The spectacular Bolivian sunflower blossoms are up to 6 in (cm) in diameter and and have a light honeylike fragrance. Click here to download a large version of this image.
Bolivian sunflower is the towering big brother of the popular Mexican sunflower (T. rotundifolia Easily reaching up to 16 ft (5 m) tall and more than 12 ft (3.6 m) across, this sunflower makes a commanding statement. Bolivian sunflower has many branches and large coarse and hairy leaves that are oblong with marginal lobes and up to 14 in (35 cm) long. Bolivian sunflower grows fast and large during the spring and summer, then in autumn and winter it covers itself with hundreds of yellow-orange sunflowers, 3-6 in (7.5-15 cm) across. Each composite flower has 11-13 ray florets and 200-300 disc florets. All can give rise to seeds. The flowers smell like honey and are attractive to bees and butterflies. The seeds are small and can ride on the wind for several meters.
Location Tithonia diversifolia occurs naturally in Mexico and Central America. It has escaped cultivation and become established in tropical and subtropical areas throughout the world, including South Florida.
Culture Light: Sunflowers need full sun. Moisture: Although Bolivian sunflower does best in hot, dry climates and well drained soils, it still needs plenty of water. Hardiness: USDA Zones 9-11. Light frosts and freezes will kill Bolivian sunflowers to the ground, but if the damage isn't too bad, they come back in spring. Some people have had success with this tropical in Zone 8. In frost free climates, this sunflower can achieve the proportions of a small house. Propagation: The easiest way to start a new Bolivian sunflower is just to take a piece of stem, say 10 in (25 cm) long and an inch (2.5 cm) or so in diameter, and stick it in the ground.
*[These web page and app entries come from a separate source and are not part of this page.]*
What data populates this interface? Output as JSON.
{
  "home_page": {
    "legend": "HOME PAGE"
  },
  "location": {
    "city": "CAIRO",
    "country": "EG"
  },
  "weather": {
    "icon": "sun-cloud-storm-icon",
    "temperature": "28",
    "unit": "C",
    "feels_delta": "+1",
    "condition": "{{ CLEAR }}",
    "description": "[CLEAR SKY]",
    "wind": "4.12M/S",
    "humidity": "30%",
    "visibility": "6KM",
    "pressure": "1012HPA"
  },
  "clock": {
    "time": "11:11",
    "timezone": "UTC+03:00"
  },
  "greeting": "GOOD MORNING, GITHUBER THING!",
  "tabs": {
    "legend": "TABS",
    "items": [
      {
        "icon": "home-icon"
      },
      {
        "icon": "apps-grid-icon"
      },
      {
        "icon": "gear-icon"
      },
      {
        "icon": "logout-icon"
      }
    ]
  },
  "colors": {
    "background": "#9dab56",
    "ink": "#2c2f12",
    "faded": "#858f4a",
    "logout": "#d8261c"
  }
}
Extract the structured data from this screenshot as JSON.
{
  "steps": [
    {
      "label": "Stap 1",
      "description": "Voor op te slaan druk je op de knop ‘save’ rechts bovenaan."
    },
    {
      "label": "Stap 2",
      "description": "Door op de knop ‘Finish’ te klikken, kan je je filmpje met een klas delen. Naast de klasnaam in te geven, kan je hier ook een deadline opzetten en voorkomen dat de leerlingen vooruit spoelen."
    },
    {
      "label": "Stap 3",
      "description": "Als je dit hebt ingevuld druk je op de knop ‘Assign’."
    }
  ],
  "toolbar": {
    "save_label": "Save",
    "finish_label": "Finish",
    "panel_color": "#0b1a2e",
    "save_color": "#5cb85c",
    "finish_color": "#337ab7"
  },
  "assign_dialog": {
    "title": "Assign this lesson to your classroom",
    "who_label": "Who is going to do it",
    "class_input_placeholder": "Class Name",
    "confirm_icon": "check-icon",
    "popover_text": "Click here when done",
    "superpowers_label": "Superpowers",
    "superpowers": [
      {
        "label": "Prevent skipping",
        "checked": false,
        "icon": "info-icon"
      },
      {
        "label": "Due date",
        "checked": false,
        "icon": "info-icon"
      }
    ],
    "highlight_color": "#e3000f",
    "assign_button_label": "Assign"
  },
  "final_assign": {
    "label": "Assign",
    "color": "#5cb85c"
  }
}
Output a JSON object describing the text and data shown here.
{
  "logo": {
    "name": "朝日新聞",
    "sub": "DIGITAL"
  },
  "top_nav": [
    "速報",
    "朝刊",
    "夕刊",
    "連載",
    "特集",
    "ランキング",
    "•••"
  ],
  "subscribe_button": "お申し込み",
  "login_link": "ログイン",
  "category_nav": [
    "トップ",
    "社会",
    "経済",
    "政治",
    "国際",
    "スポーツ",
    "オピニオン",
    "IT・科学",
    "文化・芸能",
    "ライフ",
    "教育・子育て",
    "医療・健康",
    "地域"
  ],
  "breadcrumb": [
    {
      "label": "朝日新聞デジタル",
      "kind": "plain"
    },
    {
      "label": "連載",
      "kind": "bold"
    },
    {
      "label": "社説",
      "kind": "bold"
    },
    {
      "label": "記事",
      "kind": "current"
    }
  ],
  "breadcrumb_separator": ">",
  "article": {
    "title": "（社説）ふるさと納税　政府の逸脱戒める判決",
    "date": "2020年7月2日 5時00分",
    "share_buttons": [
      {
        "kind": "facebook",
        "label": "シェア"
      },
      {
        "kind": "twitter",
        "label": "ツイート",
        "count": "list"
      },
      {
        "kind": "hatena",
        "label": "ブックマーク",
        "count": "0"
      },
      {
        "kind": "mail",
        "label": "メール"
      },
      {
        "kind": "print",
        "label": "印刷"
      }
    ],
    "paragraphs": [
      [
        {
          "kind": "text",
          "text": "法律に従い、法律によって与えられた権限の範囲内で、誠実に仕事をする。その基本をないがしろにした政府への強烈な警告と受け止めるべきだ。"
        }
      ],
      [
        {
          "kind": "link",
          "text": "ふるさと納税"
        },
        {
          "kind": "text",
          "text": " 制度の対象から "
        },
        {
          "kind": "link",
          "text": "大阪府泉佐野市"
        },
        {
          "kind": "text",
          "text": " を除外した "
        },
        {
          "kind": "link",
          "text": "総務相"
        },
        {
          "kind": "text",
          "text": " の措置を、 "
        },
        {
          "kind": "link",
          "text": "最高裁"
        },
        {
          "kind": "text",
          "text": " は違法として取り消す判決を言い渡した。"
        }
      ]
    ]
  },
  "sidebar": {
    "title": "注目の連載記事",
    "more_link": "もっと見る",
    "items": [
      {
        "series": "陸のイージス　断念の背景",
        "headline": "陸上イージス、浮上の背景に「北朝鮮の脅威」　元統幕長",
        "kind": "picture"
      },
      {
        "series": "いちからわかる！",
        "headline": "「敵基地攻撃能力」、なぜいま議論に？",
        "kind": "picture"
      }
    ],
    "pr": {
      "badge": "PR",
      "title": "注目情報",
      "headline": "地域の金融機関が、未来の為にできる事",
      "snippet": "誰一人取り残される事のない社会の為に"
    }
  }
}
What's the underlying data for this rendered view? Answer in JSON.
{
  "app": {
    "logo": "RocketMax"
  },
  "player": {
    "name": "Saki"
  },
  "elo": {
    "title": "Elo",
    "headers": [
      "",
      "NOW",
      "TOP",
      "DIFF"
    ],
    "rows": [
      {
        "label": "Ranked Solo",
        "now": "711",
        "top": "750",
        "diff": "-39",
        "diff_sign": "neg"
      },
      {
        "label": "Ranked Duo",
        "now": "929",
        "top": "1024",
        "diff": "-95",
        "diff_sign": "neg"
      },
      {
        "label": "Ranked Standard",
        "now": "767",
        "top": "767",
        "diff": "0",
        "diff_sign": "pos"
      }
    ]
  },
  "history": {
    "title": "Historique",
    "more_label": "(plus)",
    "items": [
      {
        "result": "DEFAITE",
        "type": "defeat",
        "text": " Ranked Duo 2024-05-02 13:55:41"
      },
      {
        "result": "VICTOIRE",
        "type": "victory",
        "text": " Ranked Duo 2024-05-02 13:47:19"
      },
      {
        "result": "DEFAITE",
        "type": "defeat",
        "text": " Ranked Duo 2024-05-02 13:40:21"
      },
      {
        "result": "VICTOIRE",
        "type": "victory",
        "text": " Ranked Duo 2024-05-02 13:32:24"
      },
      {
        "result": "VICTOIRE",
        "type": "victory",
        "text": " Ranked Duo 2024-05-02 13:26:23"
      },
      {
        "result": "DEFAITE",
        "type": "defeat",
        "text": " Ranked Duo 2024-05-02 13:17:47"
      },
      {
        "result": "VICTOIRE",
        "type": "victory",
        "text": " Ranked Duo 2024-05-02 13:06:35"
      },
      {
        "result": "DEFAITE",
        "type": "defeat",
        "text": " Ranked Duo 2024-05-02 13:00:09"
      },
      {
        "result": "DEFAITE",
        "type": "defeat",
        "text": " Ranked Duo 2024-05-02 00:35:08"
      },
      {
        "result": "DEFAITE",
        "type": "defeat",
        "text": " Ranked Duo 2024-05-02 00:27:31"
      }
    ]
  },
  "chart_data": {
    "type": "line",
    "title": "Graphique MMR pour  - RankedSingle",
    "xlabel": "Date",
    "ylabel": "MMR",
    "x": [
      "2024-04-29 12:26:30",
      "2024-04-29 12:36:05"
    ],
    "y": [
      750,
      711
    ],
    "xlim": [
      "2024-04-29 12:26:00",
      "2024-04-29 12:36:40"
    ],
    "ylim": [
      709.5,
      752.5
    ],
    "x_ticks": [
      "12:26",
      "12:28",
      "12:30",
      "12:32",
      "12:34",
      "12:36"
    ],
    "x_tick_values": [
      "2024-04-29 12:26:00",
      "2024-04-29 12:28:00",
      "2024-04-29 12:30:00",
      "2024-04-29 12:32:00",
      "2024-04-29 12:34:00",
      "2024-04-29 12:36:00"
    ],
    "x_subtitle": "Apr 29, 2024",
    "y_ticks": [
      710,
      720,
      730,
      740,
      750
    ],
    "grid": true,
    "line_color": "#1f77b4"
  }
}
Don't water too much, and it should start producing roots and new leaves in a few days. You can also plant the seeds as soon as they ripen.
Jack grows this Bolivian sunflower in his Zone 8 garden where it succumbs to frost and freezes each winter and may or may not grow back from the roots in spring. Stem cuttings taken in fall and over-wintered indoors ensure Bolivian sunflowers for the following season.
Bolivian sunflower is an imposing shrub and is best suited to the larger landscape. It is a big, rangy plant and not inclined to be neat and tidy. Several of these fast growing biggies will make a great screen, and make it fast. Sometimes branches break off and may take root where they lie on the ground, thus speeding the development of the screen. Alternatively, place a Bolivian sunflower in back of the shrub border or all alone as a single specimen. When in bloom, Bolivian sunflower draws attention to itself. Dead-heading is recommended to prolong the flowering season, but you may need a bucket truck to reach the higher flowers. You can prune Bolivian sunflower back hard after blooming to keep it from overtaking the neighborhood.
Bolivian sunflower has various medicinal uses among herbalists in tropical America, southern Asia and Africa. It currently is being investigated for anti-malarial properties.
Unfortunately, I can't grow Bolivian sunflower in my yard because the squirrels and the deer eat them to the ground. The white-tailed deer eat the leaves, and the gray squirrels eat the stems. Even pieces of stem that I tried to start in nursery pots and hid behind the greenhouse were discovered and eaten by the squirrels. Researching this article, I learned that Tithonia diversifolia leaves and stems are particularly high in nutrients (especially N, P and K) and are used as fertilizer in tropical regions. I guess the squirrels already knew that.
In frost free areas Bolivian sunflower can spread and become an invasive nuisance. The species is still relatively new to North American gardeners and it has not yet been placed on Florida's invasive plant list. However, Bolivian sunflower has established in many areas of South Florida and reports are coming in that it is causing damage to native plants.